Additionally, the brick-and-mortar toy giant’s Web site will be promoted across other AOL brands, including AOL.COM, Netscape, CompuServe, and Digital City shopping destinations.
“Toysrus.com is delighted to be working with an industry leader like AOL and reaching their millions of members and visitors,” said Toysrus.com CEO John Barbour. “Becoming an Anchor Tenant on AOL is one of the ways we intend to make shopping for toys and related products easier and more convenient for consumers on the Internet.”
Toys “R” Us will also be highly profiled in several other departments, including the Educational Toys, Collectibles and Hobbies, and Electronic Gaming areas.
Making Up For Lost Time?
This move by Toys “R” Us comes less than a week after it launched a massive affiliate program with LinkShare and Tutornet.com, and comes shortly after chief online rival eToys made a foray into the United Kingdom.
While industry observers feel that the Paramus, New Jersey-based Toys “R” Us finally seems to be moving in the right direction, they also point out that the damage done by its recent top management problems will not be easily swept away.
Turmoil Underscored By Indecision

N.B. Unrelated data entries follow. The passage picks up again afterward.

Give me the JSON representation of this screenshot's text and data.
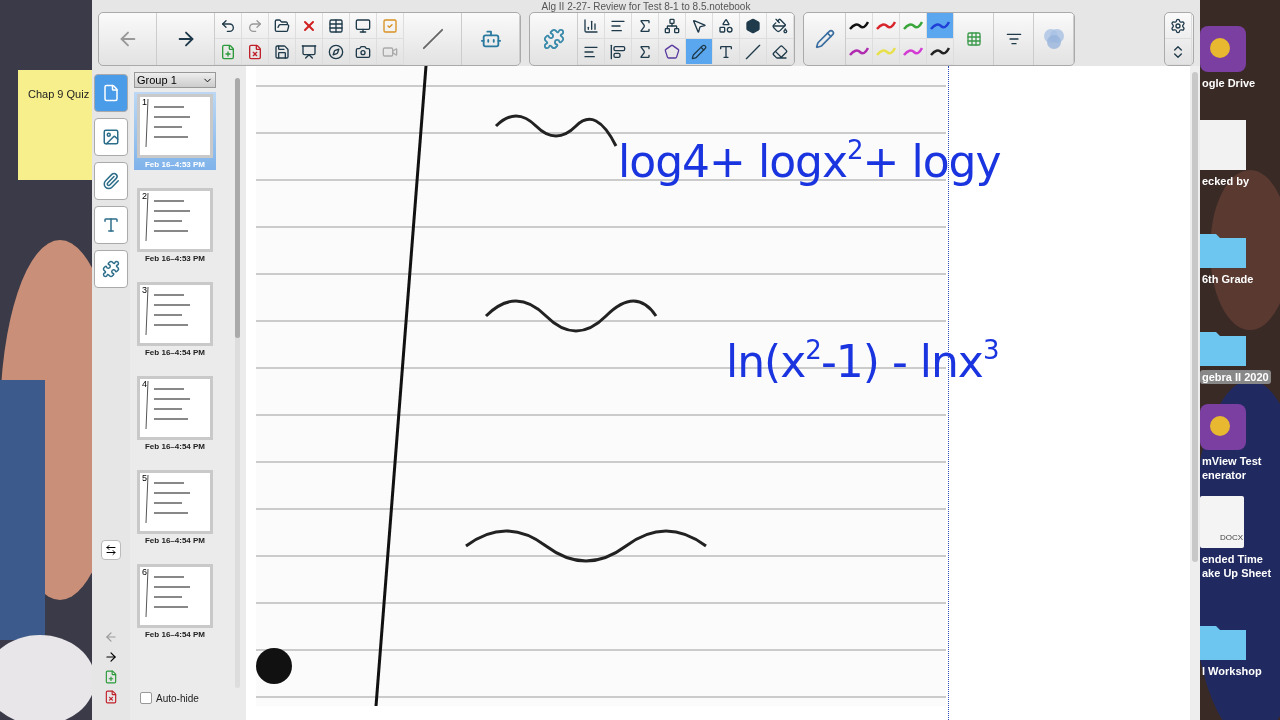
{
  "window": {
    "title": "Alg II 2-27- Review for Test 8-1 to 8.5.notebook"
  },
  "toolbar": {
    "modes": [
      {
        "kind": "select",
        "selected": false
      },
      {
        "kind": "pens",
        "selected": true
      }
    ],
    "pen_colors": [
      {
        "color": "#111111",
        "selected": false
      },
      {
        "color": "#d8252b",
        "selected": false
      },
      {
        "color": "#3aa63a",
        "selected": false
      },
      {
        "color": "#1f3fd8",
        "selected": true
      },
      {
        "color": "#b02bb0",
        "selected": false
      },
      {
        "color": "#e8e04a",
        "selected": false
      },
      {
        "color": "#d43bd4",
        "selected": false
      },
      {
        "color": "#222222",
        "selected": false
      }
    ]
  },
  "side_tabs": [
    {
      "kind": "pages",
      "selected": true
    },
    {
      "kind": "gallery",
      "selected": false
    },
    {
      "kind": "attachments",
      "selected": false
    },
    {
      "kind": "properties",
      "selected": false
    },
    {
      "kind": "addons",
      "selected": false
    }
  ],
  "page_sorter": {
    "group": "Group 1",
    "pages": [
      {
        "number": "1",
        "date": "Feb 16–4:53 PM",
        "selected": true
      },
      {
        "number": "2",
        "date": "Feb 16–4:53 PM",
        "selected": false
      },
      {
        "number": "3",
        "date": "Feb 16–4:54 PM",
        "selected": false
      },
      {
        "number": "4",
        "date": "Feb 16–4:54 PM",
        "selected": false
      },
      {
        "number": "5",
        "date": "Feb 16–4:54 PM",
        "selected": false
      },
      {
        "number": "6",
        "date": "Feb 16–4:54 PM",
        "selected": false
      }
    ],
    "auto_hide": {
      "label": "Auto-hide",
      "checked": false
    }
  },
  "ink": [
    "log4+ logx$^{2}$+ logy",
    "ln(x$^{2}$-1) - lnx$^{3}$"
  ],
  "desktop": {
    "sticky_note": "Chap 9 Quiz",
    "items": [
      {
        "kind": "app",
        "label": "ogle Drive",
        "selected": false
      },
      {
        "kind": "file",
        "label": "ecked by",
        "selected": false
      },
      {
        "kind": "folder",
        "label": "6th Grade",
        "selected": false
      },
      {
        "kind": "folder",
        "label": "gebra II 2020",
        "selected": true
      },
      {
        "kind": "app",
        "label": "mView Test enerator",
        "selected": false
      },
      {
        "kind": "doc",
        "badge": "DOCX",
        "label": "ended Time ake Up Sheet",
        "selected": false
      },
      {
        "kind": "folder",
        "label": "l Workshop",
        "selected": false
      }
    ]
  }
}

In August, when Toys “R” Us chief executive officer Robert Nakasone stepped down, many analysts believed that the resignation was a direct result of the company’s inability to formulate an effective online marketing strategy.
Evidence of the failed strategy was displayed the same month when the toy giant announced that it had severed its much-touted partnership with Benchmark Capital. Toys “R” Us declined to go into the details as to why the deal crashed and burned, but some speculate that the Silicon Valley venture capital firm felt the company would have insisted upon applying its brick-and-mortar mindset to its e-commerce-marketing foray.
This management upheaval came only a month after Robert Moog — recruited in May to be the Toys “R” Us Internet guru — decided to pack it in.
Putting It Together
Since then, Toys “R” Us has hired John Barbour as its new CEO and targeted $80 million (US$) to bringing its site back into thee-commerce arena.
About Toys “R” US
With more than 1500 stores, Toys “R” Us has operations in 25 countries including Japan and Canada.
However, since losing its number one position to Wal-Mart as the largest discount toy seller, Toys “R” Us has been restructuring by closing down some stores while remodeling others.
In its fiscal year ending January 1999, Toys “R” Us lost $132 million on revenue of more than $11 billion.
Yesterday, the price of its stock closed up 7/8 at 15. Its 52-week high is 24 3/4, and its 52-week low is 13 1/8.